**Record set:**
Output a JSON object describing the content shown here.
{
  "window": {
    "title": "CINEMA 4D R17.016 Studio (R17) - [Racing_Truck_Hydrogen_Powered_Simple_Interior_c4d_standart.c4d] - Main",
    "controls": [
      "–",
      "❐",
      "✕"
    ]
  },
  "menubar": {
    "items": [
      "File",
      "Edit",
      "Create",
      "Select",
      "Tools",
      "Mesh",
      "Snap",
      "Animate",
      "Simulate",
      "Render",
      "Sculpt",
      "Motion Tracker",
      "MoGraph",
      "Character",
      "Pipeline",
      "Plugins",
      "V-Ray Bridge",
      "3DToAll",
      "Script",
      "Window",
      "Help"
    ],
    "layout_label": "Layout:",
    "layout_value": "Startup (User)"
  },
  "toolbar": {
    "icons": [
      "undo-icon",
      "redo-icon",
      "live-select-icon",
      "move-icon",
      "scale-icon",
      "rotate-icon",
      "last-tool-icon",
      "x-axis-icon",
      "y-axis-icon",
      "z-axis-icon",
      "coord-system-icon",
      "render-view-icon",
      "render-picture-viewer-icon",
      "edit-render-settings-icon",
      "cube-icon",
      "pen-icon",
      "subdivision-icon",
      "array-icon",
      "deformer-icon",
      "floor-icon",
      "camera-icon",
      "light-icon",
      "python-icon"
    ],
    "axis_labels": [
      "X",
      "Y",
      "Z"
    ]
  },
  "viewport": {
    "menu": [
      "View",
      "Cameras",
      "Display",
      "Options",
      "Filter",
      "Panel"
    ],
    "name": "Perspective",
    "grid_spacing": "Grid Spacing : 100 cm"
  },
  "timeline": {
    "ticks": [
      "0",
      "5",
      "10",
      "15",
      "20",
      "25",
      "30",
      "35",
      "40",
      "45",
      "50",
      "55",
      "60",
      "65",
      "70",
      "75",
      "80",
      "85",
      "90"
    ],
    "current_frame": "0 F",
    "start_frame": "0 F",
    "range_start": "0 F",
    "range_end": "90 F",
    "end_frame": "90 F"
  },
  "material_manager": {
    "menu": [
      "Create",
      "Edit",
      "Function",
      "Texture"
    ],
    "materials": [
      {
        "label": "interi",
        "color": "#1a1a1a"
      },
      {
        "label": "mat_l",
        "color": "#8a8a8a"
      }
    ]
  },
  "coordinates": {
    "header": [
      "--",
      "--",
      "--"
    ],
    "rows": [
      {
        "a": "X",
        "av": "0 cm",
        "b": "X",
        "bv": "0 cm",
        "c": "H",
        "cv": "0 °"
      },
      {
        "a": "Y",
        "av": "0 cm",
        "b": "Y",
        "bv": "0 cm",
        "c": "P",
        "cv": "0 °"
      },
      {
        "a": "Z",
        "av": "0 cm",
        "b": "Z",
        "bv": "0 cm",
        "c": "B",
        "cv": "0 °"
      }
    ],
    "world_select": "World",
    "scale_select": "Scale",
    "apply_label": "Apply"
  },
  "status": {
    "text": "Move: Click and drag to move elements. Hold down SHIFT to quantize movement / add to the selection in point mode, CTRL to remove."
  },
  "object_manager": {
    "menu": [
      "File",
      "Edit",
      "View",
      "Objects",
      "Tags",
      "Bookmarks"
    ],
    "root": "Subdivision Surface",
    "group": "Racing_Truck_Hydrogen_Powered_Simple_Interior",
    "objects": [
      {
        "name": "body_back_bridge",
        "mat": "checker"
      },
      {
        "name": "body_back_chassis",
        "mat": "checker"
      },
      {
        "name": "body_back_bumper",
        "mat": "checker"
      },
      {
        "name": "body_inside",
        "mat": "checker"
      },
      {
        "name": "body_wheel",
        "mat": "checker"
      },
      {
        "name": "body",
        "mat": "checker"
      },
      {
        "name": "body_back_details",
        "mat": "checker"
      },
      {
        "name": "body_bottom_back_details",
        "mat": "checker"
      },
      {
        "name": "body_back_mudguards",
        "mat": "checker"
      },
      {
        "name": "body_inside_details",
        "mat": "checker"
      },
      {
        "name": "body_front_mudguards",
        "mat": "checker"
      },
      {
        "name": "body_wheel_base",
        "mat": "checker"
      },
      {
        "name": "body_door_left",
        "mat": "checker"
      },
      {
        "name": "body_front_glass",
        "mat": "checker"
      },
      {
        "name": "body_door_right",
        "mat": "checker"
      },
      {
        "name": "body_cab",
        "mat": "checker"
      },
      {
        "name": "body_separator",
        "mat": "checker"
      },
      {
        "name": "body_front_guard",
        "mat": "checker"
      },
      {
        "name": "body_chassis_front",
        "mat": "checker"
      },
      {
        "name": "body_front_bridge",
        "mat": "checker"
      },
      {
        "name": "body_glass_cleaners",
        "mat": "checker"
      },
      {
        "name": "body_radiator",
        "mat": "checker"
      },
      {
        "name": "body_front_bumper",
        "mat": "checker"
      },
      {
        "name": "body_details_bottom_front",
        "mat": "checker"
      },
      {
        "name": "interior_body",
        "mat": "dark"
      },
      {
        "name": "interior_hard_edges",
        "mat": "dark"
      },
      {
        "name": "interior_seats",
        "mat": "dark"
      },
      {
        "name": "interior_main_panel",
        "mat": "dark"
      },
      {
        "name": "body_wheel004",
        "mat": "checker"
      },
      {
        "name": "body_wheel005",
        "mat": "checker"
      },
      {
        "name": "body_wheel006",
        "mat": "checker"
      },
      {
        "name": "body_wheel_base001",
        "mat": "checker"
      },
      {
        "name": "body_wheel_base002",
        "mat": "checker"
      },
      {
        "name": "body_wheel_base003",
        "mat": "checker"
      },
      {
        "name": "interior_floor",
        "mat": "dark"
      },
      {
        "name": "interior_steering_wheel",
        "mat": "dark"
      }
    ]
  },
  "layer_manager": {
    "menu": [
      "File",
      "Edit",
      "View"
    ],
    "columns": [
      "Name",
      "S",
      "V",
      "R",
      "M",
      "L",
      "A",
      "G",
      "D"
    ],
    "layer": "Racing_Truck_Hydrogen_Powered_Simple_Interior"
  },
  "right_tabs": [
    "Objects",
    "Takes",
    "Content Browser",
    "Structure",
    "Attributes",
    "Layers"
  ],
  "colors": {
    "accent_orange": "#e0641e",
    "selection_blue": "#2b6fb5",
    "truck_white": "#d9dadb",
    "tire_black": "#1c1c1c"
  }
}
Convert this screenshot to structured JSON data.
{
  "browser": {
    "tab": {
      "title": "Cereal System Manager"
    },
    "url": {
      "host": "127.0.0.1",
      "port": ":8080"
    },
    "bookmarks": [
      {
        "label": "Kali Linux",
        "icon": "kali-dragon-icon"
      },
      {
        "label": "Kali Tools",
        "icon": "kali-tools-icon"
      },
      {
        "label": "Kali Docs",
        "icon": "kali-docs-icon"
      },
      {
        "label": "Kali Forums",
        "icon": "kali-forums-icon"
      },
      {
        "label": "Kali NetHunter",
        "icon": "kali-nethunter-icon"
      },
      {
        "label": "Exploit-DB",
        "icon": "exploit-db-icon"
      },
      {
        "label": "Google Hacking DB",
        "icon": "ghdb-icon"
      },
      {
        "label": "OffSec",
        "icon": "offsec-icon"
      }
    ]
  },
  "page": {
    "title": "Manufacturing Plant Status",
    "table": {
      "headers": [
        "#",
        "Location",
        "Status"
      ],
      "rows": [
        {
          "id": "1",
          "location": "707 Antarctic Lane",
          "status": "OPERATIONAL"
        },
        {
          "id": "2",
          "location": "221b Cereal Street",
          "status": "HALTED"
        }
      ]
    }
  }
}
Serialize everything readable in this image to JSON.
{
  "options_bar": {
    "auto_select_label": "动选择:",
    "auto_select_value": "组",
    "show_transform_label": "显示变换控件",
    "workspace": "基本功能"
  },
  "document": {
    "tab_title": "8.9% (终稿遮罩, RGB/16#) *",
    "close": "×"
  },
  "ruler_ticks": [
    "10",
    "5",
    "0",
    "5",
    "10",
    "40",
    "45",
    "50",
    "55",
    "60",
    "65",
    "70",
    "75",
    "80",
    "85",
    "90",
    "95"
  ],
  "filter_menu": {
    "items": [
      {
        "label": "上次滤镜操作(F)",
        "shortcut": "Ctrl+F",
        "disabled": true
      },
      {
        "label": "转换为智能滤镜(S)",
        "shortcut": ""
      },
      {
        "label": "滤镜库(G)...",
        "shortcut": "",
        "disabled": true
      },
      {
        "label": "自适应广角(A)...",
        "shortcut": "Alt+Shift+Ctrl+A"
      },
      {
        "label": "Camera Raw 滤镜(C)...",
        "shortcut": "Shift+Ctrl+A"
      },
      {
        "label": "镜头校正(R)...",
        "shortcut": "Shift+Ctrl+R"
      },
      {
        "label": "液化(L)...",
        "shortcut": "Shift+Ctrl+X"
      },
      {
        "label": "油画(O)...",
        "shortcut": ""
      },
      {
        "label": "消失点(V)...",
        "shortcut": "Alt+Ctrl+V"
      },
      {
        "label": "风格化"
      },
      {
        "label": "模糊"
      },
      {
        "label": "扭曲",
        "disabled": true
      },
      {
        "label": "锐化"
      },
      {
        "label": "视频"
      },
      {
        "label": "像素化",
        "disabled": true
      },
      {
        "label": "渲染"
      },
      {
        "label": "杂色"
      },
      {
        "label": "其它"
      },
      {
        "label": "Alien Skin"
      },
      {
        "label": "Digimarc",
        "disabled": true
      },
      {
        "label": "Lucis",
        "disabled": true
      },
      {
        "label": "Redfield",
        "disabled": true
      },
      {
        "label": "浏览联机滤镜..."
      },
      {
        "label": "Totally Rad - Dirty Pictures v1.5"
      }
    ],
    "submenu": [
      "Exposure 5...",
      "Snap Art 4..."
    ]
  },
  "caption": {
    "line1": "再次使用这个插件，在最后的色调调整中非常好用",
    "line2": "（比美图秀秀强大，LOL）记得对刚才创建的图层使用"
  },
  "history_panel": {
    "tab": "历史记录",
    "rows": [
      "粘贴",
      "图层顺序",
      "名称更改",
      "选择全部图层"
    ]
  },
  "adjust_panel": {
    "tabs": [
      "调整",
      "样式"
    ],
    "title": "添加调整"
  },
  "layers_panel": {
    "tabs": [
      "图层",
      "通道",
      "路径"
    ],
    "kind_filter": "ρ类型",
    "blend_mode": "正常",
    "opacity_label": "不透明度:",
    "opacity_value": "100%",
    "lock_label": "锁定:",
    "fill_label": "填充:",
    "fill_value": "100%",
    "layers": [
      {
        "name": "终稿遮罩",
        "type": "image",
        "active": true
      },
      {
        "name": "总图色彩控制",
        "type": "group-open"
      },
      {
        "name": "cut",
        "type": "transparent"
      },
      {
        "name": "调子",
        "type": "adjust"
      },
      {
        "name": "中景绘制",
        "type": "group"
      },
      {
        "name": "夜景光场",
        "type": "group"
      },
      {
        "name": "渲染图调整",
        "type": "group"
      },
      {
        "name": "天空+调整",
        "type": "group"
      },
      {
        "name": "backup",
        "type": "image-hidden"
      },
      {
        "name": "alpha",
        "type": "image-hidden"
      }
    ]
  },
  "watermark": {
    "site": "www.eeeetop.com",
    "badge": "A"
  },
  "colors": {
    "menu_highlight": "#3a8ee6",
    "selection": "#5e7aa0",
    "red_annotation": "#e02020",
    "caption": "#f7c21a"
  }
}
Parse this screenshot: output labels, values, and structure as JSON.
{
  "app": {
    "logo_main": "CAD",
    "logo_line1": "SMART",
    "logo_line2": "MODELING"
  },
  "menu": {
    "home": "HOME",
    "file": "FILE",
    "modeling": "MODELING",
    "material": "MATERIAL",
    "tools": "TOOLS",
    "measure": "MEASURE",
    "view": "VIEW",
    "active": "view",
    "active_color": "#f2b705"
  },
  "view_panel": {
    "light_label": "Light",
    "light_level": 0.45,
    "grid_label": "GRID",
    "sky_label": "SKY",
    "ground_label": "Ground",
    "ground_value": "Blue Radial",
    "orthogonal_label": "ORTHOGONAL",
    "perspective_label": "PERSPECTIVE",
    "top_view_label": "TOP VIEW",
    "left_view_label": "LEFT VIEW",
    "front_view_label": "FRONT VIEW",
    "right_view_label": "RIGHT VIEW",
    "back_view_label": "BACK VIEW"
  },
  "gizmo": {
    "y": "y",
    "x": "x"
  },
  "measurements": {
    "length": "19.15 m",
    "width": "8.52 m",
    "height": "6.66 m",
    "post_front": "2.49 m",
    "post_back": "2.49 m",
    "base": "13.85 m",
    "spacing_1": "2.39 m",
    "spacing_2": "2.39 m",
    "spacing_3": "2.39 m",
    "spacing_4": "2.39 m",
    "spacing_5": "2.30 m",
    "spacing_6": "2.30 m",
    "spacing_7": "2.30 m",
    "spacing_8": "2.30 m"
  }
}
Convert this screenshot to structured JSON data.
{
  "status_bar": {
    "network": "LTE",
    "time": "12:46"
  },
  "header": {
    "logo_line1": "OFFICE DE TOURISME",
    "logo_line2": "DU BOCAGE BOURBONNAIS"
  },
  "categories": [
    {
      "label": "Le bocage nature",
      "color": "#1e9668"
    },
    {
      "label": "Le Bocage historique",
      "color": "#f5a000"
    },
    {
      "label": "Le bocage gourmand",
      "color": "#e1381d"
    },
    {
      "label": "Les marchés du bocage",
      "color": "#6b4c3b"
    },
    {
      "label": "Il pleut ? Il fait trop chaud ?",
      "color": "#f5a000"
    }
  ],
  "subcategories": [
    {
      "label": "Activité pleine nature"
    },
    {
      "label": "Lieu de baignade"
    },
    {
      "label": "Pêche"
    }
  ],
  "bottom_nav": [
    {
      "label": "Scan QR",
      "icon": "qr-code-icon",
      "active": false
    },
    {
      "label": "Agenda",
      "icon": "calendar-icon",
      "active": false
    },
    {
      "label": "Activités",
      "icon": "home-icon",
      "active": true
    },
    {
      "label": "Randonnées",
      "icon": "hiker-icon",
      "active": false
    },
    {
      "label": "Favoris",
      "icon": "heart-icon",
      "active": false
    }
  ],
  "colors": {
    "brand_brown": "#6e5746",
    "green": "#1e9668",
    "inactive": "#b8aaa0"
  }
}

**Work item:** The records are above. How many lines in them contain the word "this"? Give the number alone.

**Solution to the exercise:** 4